Queens DA Applauds New Mortgage Fraud Initiative
Queens District Attorney Richard A. Brown is joining forces with prosecutors throughout the city in a digital war against mortgage fraud.
Brown joined fellow prosecutors at a February 2 press conference where Mayor Michael Bloomberg introduced new, digital fingerprint and e-mail systems, designed for use in city real estate transactions, that will help cops assigned to the city Financial Crime Task Force tackle the shocking rise in mortgage fraud cases.
Most recent mortgage fraud occurred in Queens, leading to the borough’s high foreclosure rate, Bloomberg said. “Our Financial Crime Task Force, with the help of our district attorneys, has developed a system to alert law enforcement and property owners to irregularities in real estate transactions.
“These leads will give law enforcement a powerful assist in rooting out and preventing mortgage fraud in our neighborhoods.”
The digital fingerprint system utilizes data from mortgage fraud cases in other states to link common traits to develop a search methodology.

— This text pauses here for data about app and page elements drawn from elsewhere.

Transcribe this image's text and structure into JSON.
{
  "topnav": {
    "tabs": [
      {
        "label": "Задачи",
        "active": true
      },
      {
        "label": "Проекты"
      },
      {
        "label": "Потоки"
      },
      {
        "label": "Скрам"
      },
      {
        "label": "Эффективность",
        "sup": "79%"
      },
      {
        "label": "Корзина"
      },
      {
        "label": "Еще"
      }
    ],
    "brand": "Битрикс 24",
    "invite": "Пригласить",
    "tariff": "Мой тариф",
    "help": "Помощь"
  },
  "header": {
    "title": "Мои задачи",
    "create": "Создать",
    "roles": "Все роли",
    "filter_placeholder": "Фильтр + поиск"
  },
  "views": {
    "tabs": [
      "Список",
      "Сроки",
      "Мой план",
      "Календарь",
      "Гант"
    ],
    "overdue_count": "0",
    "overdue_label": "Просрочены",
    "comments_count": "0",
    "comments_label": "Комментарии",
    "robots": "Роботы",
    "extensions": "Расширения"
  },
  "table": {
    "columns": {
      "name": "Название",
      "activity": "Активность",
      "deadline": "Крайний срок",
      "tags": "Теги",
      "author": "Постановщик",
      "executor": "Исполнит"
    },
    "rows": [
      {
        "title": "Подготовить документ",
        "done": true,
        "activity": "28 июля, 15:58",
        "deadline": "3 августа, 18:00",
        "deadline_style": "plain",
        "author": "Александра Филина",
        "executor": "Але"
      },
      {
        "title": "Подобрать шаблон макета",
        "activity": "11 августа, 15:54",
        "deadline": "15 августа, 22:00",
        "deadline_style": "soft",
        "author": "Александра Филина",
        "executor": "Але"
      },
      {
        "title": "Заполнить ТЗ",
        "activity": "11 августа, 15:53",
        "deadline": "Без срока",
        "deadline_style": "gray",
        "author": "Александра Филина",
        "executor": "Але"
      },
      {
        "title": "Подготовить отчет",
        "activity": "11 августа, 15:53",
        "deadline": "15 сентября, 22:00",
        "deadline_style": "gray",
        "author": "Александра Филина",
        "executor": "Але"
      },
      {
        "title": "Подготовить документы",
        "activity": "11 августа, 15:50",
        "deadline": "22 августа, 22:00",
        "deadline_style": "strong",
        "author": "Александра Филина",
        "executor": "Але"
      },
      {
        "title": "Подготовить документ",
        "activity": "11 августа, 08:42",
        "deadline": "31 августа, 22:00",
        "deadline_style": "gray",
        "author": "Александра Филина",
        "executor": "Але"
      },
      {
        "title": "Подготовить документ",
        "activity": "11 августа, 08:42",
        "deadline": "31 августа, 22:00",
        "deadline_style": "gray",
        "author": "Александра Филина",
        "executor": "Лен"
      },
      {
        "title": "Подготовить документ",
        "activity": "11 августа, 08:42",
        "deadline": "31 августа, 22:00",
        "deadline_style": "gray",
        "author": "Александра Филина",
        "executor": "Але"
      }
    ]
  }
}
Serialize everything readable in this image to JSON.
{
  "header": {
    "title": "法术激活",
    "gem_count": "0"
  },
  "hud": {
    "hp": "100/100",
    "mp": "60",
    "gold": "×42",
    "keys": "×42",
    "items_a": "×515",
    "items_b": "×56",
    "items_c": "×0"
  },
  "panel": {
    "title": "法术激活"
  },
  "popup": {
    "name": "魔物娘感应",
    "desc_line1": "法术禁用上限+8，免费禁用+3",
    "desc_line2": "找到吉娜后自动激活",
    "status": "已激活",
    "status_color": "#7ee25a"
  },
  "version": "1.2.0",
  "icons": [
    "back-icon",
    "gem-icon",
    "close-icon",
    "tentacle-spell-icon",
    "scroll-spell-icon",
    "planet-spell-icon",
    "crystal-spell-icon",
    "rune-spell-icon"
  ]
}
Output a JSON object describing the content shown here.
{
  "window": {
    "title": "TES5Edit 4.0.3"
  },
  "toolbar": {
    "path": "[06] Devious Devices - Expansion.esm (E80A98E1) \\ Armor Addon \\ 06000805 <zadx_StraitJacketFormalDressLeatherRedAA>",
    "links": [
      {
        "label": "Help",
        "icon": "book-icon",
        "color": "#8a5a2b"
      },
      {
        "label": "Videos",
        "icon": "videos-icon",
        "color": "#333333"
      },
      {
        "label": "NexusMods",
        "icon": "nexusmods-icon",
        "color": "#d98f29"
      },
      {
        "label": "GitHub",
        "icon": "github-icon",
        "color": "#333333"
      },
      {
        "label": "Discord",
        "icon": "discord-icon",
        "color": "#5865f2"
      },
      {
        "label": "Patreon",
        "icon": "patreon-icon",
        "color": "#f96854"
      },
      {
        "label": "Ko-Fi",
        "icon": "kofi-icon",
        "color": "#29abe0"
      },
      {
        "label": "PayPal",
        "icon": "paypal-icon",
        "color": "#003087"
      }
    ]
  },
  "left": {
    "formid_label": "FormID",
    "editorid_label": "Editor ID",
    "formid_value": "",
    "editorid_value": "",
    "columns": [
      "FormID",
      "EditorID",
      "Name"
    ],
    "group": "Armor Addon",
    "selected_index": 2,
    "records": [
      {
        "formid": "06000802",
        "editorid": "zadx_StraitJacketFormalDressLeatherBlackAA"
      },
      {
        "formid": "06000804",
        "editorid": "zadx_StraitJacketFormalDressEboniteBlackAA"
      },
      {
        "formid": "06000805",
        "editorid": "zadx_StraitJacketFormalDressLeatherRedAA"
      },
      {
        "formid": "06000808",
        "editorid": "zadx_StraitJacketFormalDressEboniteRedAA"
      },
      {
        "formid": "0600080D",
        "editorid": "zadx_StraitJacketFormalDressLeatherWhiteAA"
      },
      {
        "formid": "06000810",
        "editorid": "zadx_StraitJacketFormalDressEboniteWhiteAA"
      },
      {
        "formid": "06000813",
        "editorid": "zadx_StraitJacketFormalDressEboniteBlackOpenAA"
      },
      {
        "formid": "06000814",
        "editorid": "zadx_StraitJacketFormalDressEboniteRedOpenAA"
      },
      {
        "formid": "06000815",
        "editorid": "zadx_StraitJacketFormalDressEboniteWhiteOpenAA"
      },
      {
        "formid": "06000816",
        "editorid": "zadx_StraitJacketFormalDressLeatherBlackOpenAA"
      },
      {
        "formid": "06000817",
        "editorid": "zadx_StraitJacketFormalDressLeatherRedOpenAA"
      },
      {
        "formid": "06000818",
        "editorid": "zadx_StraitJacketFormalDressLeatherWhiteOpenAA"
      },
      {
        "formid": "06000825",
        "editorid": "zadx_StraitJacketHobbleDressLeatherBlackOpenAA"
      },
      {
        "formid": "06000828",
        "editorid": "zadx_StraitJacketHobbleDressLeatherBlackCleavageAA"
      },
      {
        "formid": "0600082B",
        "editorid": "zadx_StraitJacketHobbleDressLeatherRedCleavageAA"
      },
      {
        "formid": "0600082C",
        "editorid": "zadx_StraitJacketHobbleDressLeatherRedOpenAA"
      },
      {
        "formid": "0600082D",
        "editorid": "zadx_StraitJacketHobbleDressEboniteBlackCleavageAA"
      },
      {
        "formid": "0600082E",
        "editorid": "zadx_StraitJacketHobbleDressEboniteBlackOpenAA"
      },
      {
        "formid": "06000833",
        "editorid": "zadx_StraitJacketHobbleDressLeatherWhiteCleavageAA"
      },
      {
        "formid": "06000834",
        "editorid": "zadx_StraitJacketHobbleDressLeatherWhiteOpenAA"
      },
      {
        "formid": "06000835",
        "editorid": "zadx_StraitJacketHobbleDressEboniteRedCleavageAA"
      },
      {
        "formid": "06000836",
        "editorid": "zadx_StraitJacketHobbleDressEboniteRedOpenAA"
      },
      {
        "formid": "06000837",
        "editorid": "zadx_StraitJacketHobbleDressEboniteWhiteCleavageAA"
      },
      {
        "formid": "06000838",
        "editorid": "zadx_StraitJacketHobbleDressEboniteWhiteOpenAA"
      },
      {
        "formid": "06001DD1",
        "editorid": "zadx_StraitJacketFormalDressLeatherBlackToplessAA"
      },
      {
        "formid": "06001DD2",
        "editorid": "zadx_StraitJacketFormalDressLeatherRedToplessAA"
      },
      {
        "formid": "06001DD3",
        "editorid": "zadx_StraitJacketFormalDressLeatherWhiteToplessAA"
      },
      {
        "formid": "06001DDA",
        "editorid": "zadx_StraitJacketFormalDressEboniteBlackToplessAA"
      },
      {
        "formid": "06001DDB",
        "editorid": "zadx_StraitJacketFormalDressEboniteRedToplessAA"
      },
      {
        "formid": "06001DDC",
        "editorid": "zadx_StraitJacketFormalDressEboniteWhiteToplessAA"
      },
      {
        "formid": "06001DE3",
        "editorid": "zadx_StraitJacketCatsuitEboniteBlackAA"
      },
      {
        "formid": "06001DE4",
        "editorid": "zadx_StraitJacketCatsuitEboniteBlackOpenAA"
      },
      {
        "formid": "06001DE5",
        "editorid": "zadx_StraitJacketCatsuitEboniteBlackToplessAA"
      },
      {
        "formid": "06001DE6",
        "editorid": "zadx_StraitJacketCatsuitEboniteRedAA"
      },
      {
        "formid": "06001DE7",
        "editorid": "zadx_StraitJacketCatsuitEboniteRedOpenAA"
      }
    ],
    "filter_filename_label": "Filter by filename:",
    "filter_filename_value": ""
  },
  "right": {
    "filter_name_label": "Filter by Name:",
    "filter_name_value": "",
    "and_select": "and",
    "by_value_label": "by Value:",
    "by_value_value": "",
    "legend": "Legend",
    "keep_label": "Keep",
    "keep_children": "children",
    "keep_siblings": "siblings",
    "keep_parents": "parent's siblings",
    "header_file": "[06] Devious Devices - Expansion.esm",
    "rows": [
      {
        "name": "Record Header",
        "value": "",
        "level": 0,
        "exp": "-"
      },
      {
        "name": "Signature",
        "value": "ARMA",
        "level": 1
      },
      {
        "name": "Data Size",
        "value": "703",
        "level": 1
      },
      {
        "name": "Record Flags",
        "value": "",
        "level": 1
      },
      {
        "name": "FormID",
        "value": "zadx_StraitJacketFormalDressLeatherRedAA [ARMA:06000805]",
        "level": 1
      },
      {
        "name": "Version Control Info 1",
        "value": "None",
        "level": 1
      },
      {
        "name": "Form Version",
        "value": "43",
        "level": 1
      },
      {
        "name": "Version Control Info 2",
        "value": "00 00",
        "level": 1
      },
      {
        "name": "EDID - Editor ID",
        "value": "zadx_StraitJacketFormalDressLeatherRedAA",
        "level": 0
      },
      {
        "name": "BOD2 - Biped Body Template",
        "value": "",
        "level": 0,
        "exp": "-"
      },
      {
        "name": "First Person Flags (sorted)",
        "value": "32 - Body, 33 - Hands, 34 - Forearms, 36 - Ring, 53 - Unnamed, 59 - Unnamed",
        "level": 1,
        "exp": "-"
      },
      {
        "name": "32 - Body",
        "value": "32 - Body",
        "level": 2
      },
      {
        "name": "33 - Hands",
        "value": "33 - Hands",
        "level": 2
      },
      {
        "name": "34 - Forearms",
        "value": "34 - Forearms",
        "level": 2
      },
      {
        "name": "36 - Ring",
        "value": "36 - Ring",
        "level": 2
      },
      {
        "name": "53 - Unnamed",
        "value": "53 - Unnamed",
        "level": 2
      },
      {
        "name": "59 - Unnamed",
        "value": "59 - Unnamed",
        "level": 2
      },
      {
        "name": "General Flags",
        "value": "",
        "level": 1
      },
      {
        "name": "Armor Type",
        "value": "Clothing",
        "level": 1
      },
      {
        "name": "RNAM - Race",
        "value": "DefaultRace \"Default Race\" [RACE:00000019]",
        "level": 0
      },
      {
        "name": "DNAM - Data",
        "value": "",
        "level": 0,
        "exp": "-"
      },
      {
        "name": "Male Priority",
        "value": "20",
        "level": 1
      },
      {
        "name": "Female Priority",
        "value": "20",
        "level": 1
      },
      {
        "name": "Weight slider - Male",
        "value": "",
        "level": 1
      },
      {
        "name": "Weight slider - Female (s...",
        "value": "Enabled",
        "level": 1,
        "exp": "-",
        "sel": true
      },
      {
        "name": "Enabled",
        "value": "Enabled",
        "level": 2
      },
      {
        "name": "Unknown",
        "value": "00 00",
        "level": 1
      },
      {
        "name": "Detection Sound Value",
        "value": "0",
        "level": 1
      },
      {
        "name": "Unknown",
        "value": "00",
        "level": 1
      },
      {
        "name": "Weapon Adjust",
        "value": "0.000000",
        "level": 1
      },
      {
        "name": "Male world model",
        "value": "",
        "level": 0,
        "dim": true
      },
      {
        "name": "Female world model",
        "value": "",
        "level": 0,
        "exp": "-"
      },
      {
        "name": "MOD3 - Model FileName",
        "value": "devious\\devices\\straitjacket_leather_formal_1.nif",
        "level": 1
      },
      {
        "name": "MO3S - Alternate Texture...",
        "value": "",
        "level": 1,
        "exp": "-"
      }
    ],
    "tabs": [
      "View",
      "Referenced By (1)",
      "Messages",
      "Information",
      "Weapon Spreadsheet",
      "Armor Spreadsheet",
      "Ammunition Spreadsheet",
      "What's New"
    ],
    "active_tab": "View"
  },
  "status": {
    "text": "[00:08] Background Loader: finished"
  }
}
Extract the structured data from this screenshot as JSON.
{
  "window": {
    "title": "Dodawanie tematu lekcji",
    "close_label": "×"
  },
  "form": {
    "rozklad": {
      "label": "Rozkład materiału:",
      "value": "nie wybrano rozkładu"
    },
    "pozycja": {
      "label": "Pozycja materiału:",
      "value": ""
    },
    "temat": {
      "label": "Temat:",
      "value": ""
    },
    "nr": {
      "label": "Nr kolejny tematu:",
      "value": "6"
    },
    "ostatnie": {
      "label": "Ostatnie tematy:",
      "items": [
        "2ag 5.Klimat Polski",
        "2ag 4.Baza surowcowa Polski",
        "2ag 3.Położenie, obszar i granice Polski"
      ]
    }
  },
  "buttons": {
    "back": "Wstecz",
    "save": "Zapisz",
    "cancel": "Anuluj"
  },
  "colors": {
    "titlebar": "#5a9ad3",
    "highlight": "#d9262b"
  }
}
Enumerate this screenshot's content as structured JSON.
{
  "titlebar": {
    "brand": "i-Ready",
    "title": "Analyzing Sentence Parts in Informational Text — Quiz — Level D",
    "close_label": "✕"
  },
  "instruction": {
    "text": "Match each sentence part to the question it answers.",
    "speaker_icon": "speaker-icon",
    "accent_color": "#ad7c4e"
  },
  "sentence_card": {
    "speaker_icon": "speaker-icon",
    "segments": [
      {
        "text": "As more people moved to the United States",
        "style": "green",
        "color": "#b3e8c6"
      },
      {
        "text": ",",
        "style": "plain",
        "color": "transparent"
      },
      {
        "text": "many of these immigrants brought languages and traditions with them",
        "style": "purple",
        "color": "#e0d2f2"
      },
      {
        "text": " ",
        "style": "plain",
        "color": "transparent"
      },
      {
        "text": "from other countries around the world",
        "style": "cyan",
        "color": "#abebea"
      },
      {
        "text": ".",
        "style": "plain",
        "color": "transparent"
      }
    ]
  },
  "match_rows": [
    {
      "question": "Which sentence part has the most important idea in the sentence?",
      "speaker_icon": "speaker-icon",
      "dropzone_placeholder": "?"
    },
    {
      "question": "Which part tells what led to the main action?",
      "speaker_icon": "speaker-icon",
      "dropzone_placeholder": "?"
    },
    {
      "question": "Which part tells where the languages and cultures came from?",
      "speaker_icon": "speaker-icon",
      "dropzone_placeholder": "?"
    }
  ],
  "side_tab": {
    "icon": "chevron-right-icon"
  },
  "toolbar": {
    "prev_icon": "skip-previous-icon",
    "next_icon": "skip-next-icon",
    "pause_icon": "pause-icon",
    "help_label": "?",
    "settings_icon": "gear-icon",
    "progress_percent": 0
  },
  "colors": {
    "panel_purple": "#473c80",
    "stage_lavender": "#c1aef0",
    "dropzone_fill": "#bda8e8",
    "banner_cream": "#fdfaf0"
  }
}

Fraud indicators include homes that changed owners multiple times in a short period of time, transfers of title at prices far below market rate and properties sold at prices that fall just below thresholds for mandatory reporting or tax filings.
Armed with this information, members of the Task Force will compile an “Unusual Property Activity Report” for use by law enforcement.
The information, also available through the city Department of Finance, will allow property owners to receive notification via e-mail, text or U.S. mail of any transaction involving their home or property. The systems are also designed to alert home and property owners and law enforcement, when scammers steal identities to obtain confidential information.
Brown praised Bloomberg for taking positive steps to tackle mortgage fraud—a problem that often plagues neighborhoods in Southeast Queens.
The communities of Springfield Gardens and St. Albans lead New York state in the number of foreclosed properties, Brown said. Many of those foreclosures were the result of fraudulent home loans made to unsuspecting buyers. “Mortgage fraud and related complaints to my office have quadrupled over the last five years and that is only the tip of the iceberg,” Brown said.
“Many of these frauds are directed at the county’s elderly, immigrant and economically disadvantaged populations who are often less aware of the ever-increasing variety of scams that can befall them.”